The rest of this article will be dedicated to helping you maintain your footing when the ground is loose. While it is a good idea to prepare yourself to play off loose ground, what's even better is to keep your ball out of these situations in the first place. By staying on the short grass as often as you can, you'll be able to forget about the loose ground that may be waiting off to the sides of the course.

Three Basic Adjustments

Three Basic Adjustments

As you make your way around the golf course during a round, you want to keep your adjustments as minimal as possible. If you are constantly trying to change your swing in significant and dramatic ways, you are just asking for trouble. It's hard enough to find consistency on the course when using the same swing – it's nearly impossible when you alter your technique at every turn.

With that said, you do have to adapt in this game if you want to play up to your potential. Golf is such a fun game in large part because it presents you with an endless list of challenges.

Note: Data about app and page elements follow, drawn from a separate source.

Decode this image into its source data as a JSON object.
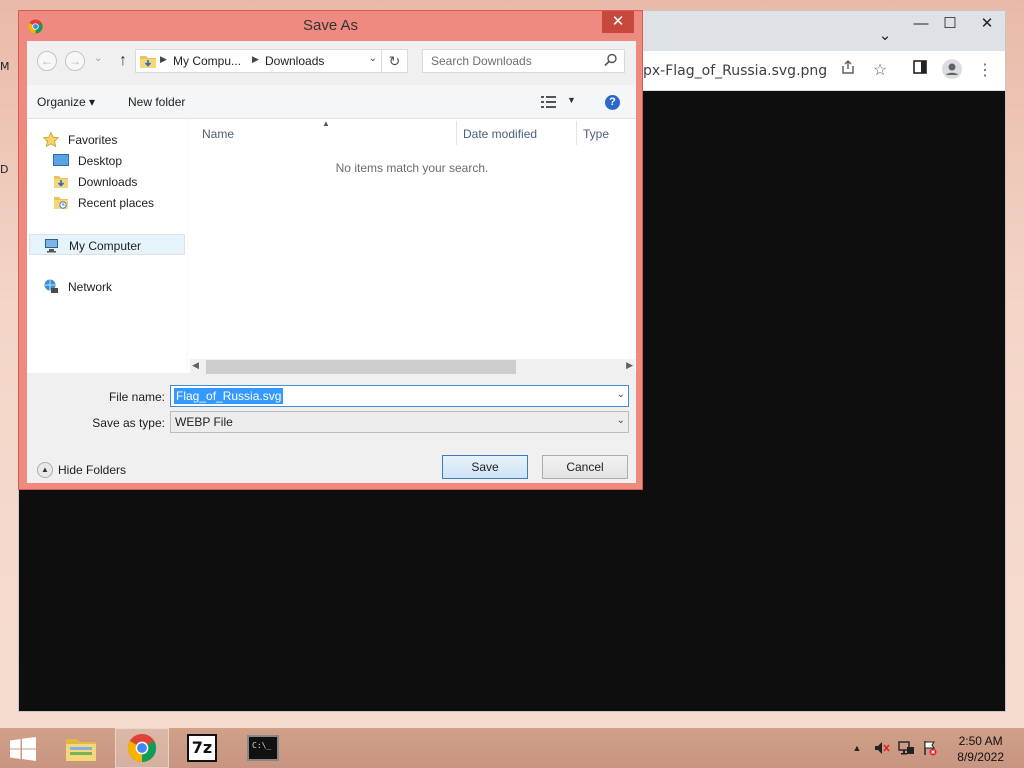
{
  "desktop": {
    "labels": [
      "M",
      "D"
    ]
  },
  "browser": {
    "address_text": "px-Flag_of_Russia.svg.png",
    "window_controls": {
      "minimize": "—",
      "maximize": "☐",
      "close": "✕"
    },
    "tab_dropdown": "⌄",
    "toolbar_icons": [
      "share-icon",
      "star-icon",
      "sidepanel-icon",
      "profile-icon",
      "menu-icon"
    ]
  },
  "dialog": {
    "title": "Save As",
    "close_glyph": "✕",
    "nav": {
      "back": "←",
      "forward": "→",
      "recent": "⌄",
      "up": "↑"
    },
    "breadcrumb": [
      "My Compu...",
      "Downloads"
    ],
    "search_placeholder": "Search Downloads",
    "organize_label": "Organize ▾",
    "new_folder_label": "New folder",
    "help_glyph": "?",
    "nav_pane": {
      "favorites": "Favorites",
      "desktop": "Desktop",
      "downloads": "Downloads",
      "recent_places": "Recent places",
      "my_computer": "My Computer",
      "network": "Network"
    },
    "columns": [
      "Name",
      "Date modified",
      "Type"
    ],
    "empty_message": "No items match your search.",
    "file_name_label": "File name:",
    "file_name_value": "Flag_of_Russia.svg",
    "save_as_type_label": "Save as type:",
    "save_as_type_value": "WEBP File",
    "hide_folders_label": "Hide Folders",
    "save_label": "Save",
    "cancel_label": "Cancel"
  },
  "taskbar": {
    "apps": [
      "file-explorer",
      "chrome",
      "7-zip",
      "command-prompt"
    ],
    "seven_zip_label": "7z",
    "cmd_label": "C:\\_",
    "tray_up": "▲",
    "time": "2:50 AM",
    "date": "8/9/2022"
  },
  "colors": {
    "dialog_frame": "#ef8a80",
    "close_button": "#c7483c",
    "selection": "#3399ff",
    "taskbar": "#c89580"
  }
}
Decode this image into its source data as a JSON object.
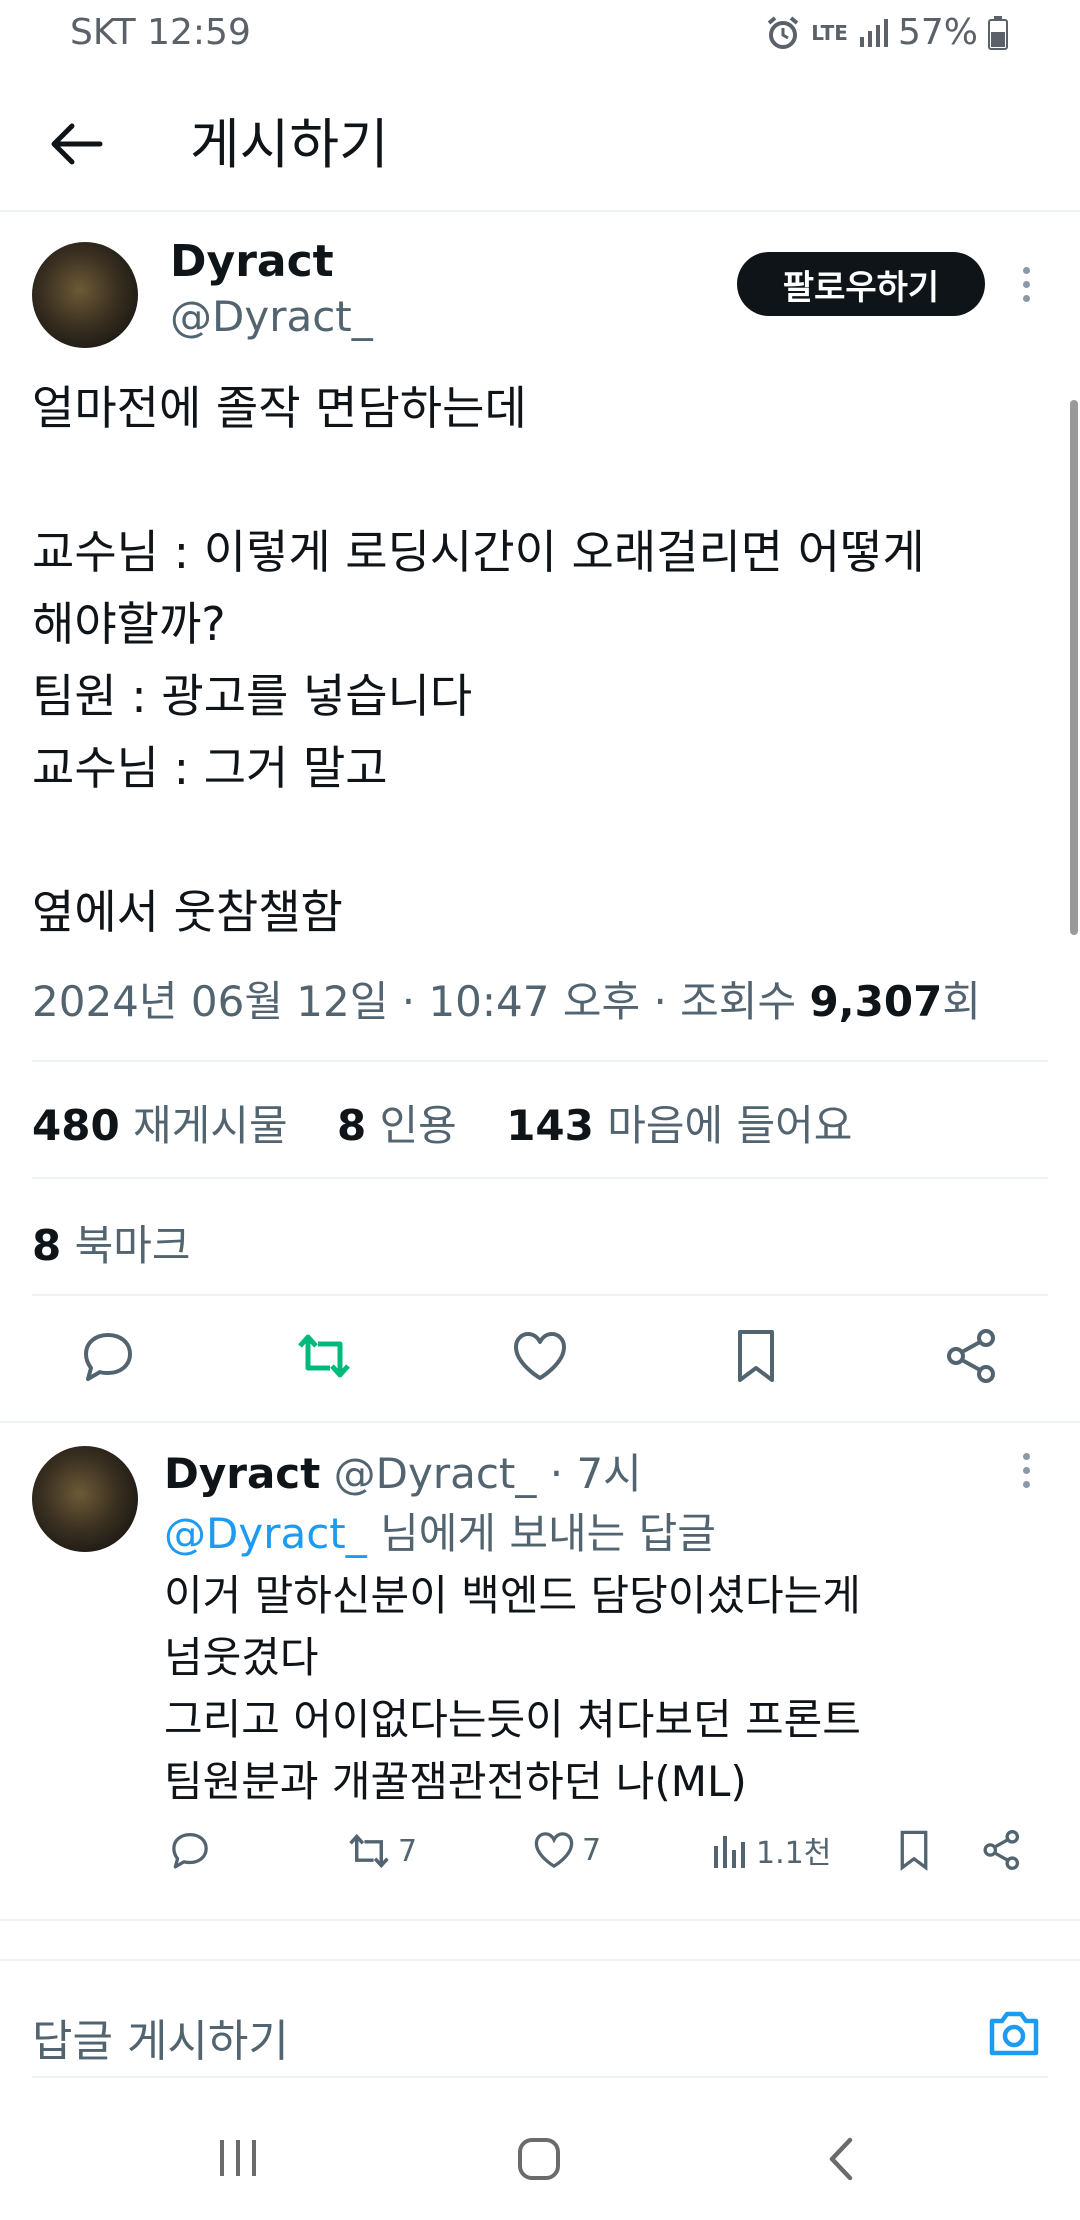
{
  "status_bar": {
    "carrier": "SKT",
    "time": "12:59",
    "network": "LTE",
    "battery": "57%"
  },
  "header": {
    "title": "게시하기"
  },
  "tweet": {
    "display_name": "Dyract",
    "handle": "@Dyract_",
    "follow_label": "팔로우하기",
    "body_lines": [
      "얼마전에 졸작 면담하는데",
      "",
      "교수님 : 이렇게 로딩시간이 오래걸리면 어떻게",
      "해야할까?",
      "팀원 : 광고를 넣습니다",
      "교수님 : 그거 말고",
      "",
      "옆에서 웃참챌함"
    ],
    "timestamp": "2024년 06월 12일 · 10:47 오후 · 조회수 ",
    "views": "9,307",
    "views_suffix": "회",
    "stats": {
      "reposts_count": "480",
      "reposts_label": "재게시물",
      "quotes_count": "8",
      "quotes_label": "인용",
      "likes_count": "143",
      "likes_label": "마음에 들어요",
      "bookmarks_count": "8",
      "bookmarks_label": "북마크"
    },
    "accent_color": "#00ba7c"
  },
  "reply": {
    "display_name": "Dyract",
    "handle": "@Dyract_",
    "age": " · 7시",
    "reply_to_handle": "@Dyract_",
    "reply_to_suffix": " 님에게 보내는 답글",
    "body_lines": [
      "이거 말하신분이 백엔드 담당이셨다는게",
      "넘웃겼다",
      "그리고 어이없다는듯이 쳐다보던 프론트",
      "팀원분과 개꿀잼관전하던 나(ML)"
    ],
    "reposts": "7",
    "likes": "7",
    "views": "1.1천"
  },
  "compose": {
    "placeholder": "답글 게시하기"
  },
  "colors": {
    "text": "#0f1419",
    "secondary": "#536471",
    "link": "#1d9bf0",
    "repost_active": "#00ba7c"
  }
}
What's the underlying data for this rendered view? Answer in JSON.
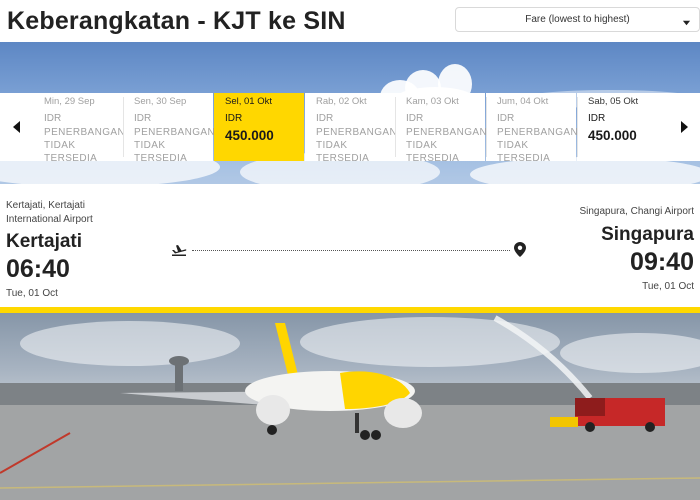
{
  "header": {
    "title": "Keberangkatan - KJT ke SIN",
    "sort_label": "Fare (lowest to highest)"
  },
  "date_strip": {
    "days": [
      {
        "date": "Min, 29 Sep",
        "currency": "IDR",
        "status": "PENERBANGAN TIDAK TERSEDIA"
      },
      {
        "date": "Sen, 30 Sep",
        "currency": "IDR",
        "status": "PENERBANGAN TIDAK TERSEDIA"
      },
      {
        "date": "Sel, 01 Okt",
        "currency": "IDR",
        "price": "450.000",
        "selected": true
      },
      {
        "date": "Rab, 02 Okt",
        "currency": "IDR",
        "status": "PENERBANGAN TIDAK TERSEDIA"
      },
      {
        "date": "Kam, 03 Okt",
        "currency": "IDR",
        "status": "PENERBANGAN TIDAK TERSEDIA"
      },
      {
        "date": "Jum, 04 Okt",
        "currency": "IDR",
        "status": "PENERBANGAN TIDAK TERSEDIA"
      },
      {
        "date": "Sab, 05 Okt",
        "currency": "IDR",
        "price": "450.000"
      }
    ]
  },
  "flight": {
    "departure": {
      "airport": "Kertajati, Kertajati International Airport",
      "city": "Kertajati",
      "time": "06:40",
      "date": "Tue, 01 Oct"
    },
    "arrival": {
      "airport": "Singapura, Changi Airport",
      "city": "Singapura",
      "time": "09:40",
      "date": "Tue, 01 Oct"
    }
  },
  "colors": {
    "accent": "#ffd700",
    "text": "#222222",
    "muted": "#a0a0a0"
  },
  "icons": {
    "left": "chevron-left-icon",
    "right": "chevron-right-icon",
    "sort": "caret-down-icon",
    "departure": "plane-takeoff-icon",
    "arrival": "location-pin-icon"
  }
}
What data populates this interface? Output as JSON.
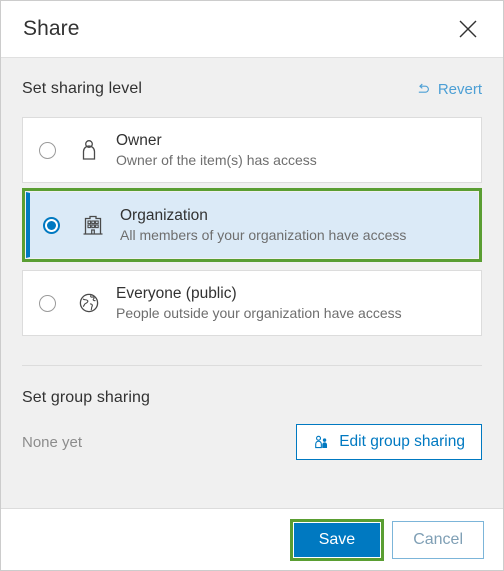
{
  "dialog": {
    "title": "Share",
    "close_icon": "close-icon"
  },
  "sharing_level": {
    "heading": "Set sharing level",
    "revert_label": "Revert",
    "revert_icon": "undo-arrow-icon",
    "options": [
      {
        "id": "owner",
        "title": "Owner",
        "description": "Owner of the item(s) has access",
        "icon": "person-icon",
        "selected": false,
        "highlighted": false
      },
      {
        "id": "organization",
        "title": "Organization",
        "description": "All members of your organization have access",
        "icon": "building-icon",
        "selected": true,
        "highlighted": true
      },
      {
        "id": "everyone",
        "title": "Everyone (public)",
        "description": "People outside your organization have access",
        "icon": "globe-icon",
        "selected": false,
        "highlighted": false
      }
    ]
  },
  "group_sharing": {
    "heading": "Set group sharing",
    "status": "None yet",
    "edit_label": "Edit group sharing",
    "edit_icon": "group-people-icon"
  },
  "footer": {
    "save_label": "Save",
    "cancel_label": "Cancel",
    "save_highlighted": true
  },
  "colors": {
    "accent_blue": "#0079c1",
    "link_blue": "#4c9fd5",
    "highlight_green": "#5a9e32",
    "selected_row_bg": "#dbeaf7",
    "body_bg": "#f0f0f0",
    "title_text": "#323232",
    "desc_text": "#6e6e6e"
  }
}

You never know exactly what you are going to find when you head out onto the course, even if you have played that course hundreds of times before. The best golfers are those who can adapt on the fly, tailoring their game to the situation at hand.

So, where does that leave us? Basically, you should know that it will be necessary to make adjustments on the course, but you should keep those adjustments as minimal as possible. Toward that end, we have listed three adjustments below that you can use when playing from loose ground. None of these three are going to dramatically change your swing, but they will alter it in a way that helps you keep your footing.

  • Narrow your stance. At first, you might be a bit surprised – and even confused – by this suggestion. Most of the time, when you want to solidify your stance and give yourself a strong base on which to swing, you will widen your stance. That is not the case when you are on loose ground, however. You want to keep your feet directly under your body, so they have as much weight pushing down on them as possible. When you move your feet out to the sides, you'll actually be more likely to slip. This is especially true during the transition from backswing to downswing. With a wide stance, it is very possible that your right foot will slip out from under you as the swing changes directions. By bringing your stance in and placing your feet roughly below your shoulders, you should find it easier to stay in control.
  • Shorten your backswing. This is a point which really works in tandem with the first point. In addition to narrowing your stance, you also want to shorten up your backswing. This will help you stay over the ball, remain balanced, and avoid the dreaded slip that can occur when trying to make a hard swing. You are in a tricky spot when you venture onto loose ground, so you shouldn't expect too much from your swing. Instead of going all out, make a controlled swing and use plenty of club so you can reach the target with relative ease. Save your aggressive swings for shots from the tee or the fairway, when you have good footing and a sizable target.
  • Choke down on the grip of the club. The last adjustment we are going to suggest simply has you gripping down slightly on the handle of the club. By moving your hands down away from the top of the grip, you'll gain some control and make it easier to achieve solid contact. This is important, as most of the situations which leave you with loose footing also cause you to have a questionable lie. In addition, choking down is naturally going to lead you to a shorter swing, which was the second point we highlighted in this list. You don't have to choke down dramatically to see a benefit – even coming down an inch or two should do the job.

It should be clear that none of the points above represents a dramatic change from your usual swing technique. In fact, you are going to be changing anything at all about the shape or style of your swing. You are simply going to make a couple of pre-swing adjustments – moving your feet closer together and choking down on the grip – and you are going to tighten up your backswing as well. That's it. It's simple, but it should be quite effective when you do find yourself standing on loose ground.